CS: We got to see a lit bit of the hilariousness of raising kids in Hollywood. Have you had any similar experiences?
Duchovny: My kids are pretty young. They’re going to be eight and going to be five. My son and I play the “X-Files” pinball game machine. He’s never seen the show and he won’t until he’s a good deal older. Things happen in the machine where the Fluke Man tries to get me at some point and I always tell him that if he doesn’t hit the ball in a certain way, I’m going to die. He knows it’s a joke and he really likes. He doesn’t even really know exactly where he’s supposed to hit it so he’ll say, “are you dead.” And I’ll say no, “you saved me.” So I guess it’s Hollywood to have your own pinball machine. And it’s my own voice coming out of it. He goes, “that’s you.” [imitating the pinball machine] “Success in our mission is imperative.” I’ve had the machine a long time and I’ve brought it out of storage recently because I thought my kids are old enough to play it.

CS: Can you talk a little about working with Sigourney?
Duchovny: She’s great. Sigourney had that kind of steeliness in this role that was really fun and easy for me to play off of as the guy I was, because throughout the film it was always like, just like, are you serious? We can continue to have this conservation, but I don’t know if you’re joking or not. It was like that. She also had this kind of optimism that was crazy and great. She wasn’t like a nasty piece of work. She was nasty, but she was kind of nice. You couldn’t really hate her. She was very pleasant when she was telling you to f**k off. It’s a great role that way. I just love that shot of her when that kid who gets hired is auditioning and he’s awful. They cut to her (he imitates her look). She was captivated by him. It’s a great face.

CS: Were there any great improv scenes?
Duchovny: There’s not a lot of improv that exists in the movie. I think the Jewish line. Did we talk about that in here? The Jewish lined was improved. I’m so f**king fat. That was improved. I say why am I so f**king fat. That was such a funny question. Why? Why am I so f**king fat. That tickled me always. Judy and I had a little riff on “Taxi Driver,” but they didn’t leave that in. We tried to recreate it just moments ago and it wasn’t funny. So it might be best, but we were kind of loose enough to improvise within scenes which is the way Jake works. We also shot this on HD which means that you can run the video for an hour. You don’t have to cut. You don’t have to change mags which as an actor it’s really kind of cool to not feel the pressure of oh we’re burning film. So it’s just like stay in there and don’t cut. It’s hard for an editor to try to find s**t. I’m sure we had some improved lines here and there, but there was no like big improv riffs and the script was pretty much shot as is.

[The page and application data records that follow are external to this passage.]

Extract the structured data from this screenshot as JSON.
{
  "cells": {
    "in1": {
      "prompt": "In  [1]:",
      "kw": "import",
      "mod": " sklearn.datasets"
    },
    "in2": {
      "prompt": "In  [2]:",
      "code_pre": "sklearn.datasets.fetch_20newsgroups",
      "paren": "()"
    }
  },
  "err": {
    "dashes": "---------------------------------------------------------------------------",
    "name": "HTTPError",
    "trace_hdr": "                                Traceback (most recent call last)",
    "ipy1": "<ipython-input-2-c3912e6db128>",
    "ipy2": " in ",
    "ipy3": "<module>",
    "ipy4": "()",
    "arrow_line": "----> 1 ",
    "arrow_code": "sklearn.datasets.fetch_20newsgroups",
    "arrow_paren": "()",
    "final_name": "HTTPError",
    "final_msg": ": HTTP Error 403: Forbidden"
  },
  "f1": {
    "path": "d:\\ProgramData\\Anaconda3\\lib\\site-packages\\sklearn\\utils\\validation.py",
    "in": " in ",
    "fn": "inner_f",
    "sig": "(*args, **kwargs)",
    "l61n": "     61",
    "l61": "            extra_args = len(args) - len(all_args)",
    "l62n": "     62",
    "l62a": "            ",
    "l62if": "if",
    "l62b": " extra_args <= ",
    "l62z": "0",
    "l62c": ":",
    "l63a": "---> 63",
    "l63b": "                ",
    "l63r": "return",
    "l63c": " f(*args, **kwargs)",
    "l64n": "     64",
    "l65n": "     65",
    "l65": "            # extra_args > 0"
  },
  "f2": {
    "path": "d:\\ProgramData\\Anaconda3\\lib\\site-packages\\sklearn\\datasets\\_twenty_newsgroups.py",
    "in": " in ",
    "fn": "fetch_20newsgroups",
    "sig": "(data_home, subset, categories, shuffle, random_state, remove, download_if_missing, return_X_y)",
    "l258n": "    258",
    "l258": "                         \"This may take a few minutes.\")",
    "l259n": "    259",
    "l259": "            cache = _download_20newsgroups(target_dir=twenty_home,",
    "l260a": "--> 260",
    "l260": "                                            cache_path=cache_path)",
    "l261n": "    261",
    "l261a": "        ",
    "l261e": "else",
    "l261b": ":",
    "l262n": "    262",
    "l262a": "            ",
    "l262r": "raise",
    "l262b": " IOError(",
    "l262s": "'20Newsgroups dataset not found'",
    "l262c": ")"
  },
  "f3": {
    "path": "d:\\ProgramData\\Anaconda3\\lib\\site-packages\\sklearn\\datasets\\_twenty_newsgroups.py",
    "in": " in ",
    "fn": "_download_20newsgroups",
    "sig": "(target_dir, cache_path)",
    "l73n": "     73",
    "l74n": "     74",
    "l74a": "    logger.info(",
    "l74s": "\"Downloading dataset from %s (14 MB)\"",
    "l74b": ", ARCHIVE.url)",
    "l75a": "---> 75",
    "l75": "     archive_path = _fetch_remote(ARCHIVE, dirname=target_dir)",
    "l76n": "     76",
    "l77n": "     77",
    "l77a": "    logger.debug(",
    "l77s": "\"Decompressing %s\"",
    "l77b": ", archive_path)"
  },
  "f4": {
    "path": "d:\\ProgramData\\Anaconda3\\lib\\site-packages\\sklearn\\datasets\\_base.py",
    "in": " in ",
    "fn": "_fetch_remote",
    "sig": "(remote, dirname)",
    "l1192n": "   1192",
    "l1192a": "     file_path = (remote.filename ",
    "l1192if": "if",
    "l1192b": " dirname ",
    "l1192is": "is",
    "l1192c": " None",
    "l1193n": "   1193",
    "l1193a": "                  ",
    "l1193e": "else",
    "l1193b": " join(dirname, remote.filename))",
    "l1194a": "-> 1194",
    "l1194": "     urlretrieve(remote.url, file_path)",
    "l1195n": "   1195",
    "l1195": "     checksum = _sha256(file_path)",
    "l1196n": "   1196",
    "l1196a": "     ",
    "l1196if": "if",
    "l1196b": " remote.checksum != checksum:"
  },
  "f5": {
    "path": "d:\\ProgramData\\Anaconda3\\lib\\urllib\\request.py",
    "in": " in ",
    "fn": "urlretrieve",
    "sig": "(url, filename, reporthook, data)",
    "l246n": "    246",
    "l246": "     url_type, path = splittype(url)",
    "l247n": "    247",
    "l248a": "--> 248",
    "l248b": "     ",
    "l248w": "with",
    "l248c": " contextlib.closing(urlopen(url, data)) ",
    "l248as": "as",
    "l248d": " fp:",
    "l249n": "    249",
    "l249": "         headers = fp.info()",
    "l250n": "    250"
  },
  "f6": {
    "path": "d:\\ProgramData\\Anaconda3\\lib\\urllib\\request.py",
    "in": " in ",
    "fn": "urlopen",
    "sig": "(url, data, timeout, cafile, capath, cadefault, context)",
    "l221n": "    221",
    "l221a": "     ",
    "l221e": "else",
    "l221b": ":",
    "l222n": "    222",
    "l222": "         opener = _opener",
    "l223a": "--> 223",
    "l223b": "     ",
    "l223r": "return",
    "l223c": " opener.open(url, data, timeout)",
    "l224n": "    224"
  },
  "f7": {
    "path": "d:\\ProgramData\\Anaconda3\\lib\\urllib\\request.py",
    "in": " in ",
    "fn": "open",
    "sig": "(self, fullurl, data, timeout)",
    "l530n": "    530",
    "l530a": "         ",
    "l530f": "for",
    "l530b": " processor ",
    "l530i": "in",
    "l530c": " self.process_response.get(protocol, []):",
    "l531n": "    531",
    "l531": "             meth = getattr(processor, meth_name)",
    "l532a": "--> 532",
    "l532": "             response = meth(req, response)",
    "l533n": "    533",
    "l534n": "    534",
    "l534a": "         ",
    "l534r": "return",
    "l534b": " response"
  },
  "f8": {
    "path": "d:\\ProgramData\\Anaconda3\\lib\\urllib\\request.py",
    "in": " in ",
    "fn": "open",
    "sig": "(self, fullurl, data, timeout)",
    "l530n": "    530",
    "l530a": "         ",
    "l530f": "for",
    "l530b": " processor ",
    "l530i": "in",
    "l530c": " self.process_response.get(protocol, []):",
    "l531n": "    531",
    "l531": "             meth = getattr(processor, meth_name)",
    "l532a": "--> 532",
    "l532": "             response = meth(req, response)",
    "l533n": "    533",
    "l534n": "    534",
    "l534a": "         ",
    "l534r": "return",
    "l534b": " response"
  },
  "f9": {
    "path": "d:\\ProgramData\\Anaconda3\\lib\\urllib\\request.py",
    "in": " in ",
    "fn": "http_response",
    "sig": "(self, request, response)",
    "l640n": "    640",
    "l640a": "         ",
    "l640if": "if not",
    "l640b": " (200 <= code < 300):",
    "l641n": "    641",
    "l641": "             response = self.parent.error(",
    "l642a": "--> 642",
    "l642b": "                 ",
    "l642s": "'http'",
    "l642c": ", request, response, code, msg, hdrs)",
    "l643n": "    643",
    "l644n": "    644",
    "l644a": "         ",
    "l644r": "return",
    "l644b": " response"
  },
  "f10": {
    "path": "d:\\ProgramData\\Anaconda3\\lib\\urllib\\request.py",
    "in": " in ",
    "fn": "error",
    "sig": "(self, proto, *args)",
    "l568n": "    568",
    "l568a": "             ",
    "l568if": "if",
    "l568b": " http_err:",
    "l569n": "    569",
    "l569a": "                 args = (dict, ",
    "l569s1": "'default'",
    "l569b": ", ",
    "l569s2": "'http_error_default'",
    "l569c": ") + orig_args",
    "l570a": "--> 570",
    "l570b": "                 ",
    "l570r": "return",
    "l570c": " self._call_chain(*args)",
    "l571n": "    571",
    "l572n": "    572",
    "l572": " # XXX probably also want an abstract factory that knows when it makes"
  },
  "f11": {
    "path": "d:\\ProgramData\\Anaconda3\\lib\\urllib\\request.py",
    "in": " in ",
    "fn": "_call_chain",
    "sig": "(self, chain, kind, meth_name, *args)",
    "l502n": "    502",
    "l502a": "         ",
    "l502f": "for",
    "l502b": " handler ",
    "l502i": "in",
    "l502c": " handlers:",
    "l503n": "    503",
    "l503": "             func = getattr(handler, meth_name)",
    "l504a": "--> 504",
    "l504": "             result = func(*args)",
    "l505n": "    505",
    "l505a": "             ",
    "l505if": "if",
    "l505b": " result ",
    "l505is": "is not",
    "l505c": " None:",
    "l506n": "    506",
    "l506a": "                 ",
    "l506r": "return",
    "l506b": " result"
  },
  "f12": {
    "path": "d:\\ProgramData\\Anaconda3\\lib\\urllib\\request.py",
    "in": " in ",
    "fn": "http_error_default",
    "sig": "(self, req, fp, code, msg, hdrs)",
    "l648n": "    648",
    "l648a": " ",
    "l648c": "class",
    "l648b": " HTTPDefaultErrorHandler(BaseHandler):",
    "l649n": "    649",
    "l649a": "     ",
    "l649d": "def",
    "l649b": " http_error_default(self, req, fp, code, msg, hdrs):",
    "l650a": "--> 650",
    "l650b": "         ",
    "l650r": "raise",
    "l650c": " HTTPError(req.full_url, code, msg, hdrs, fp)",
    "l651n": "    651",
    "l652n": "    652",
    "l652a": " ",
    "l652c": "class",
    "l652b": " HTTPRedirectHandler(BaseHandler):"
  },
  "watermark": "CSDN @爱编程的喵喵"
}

CS: How long did it take to grow the beard?
Duchovny: A while. It’s a good beard. I was happy with it.

CS: Did your wife like it?
Duchovny: No, she didn’t like that. The kids too. I’m not beyond cheating on that kind of look and stuff. It’s amazing how that kind of stuff actually helps just in terms of getting away from yourself.

CS: Did you treat you differently like, “oh are you out of work?”
Duchovny: I don’t know. I got some sympathetic looks. I didn’t know it was the out of look work. “Yeah he’s really gone to hell.”

The TV Set opens in Los Angeles and New York on April 6.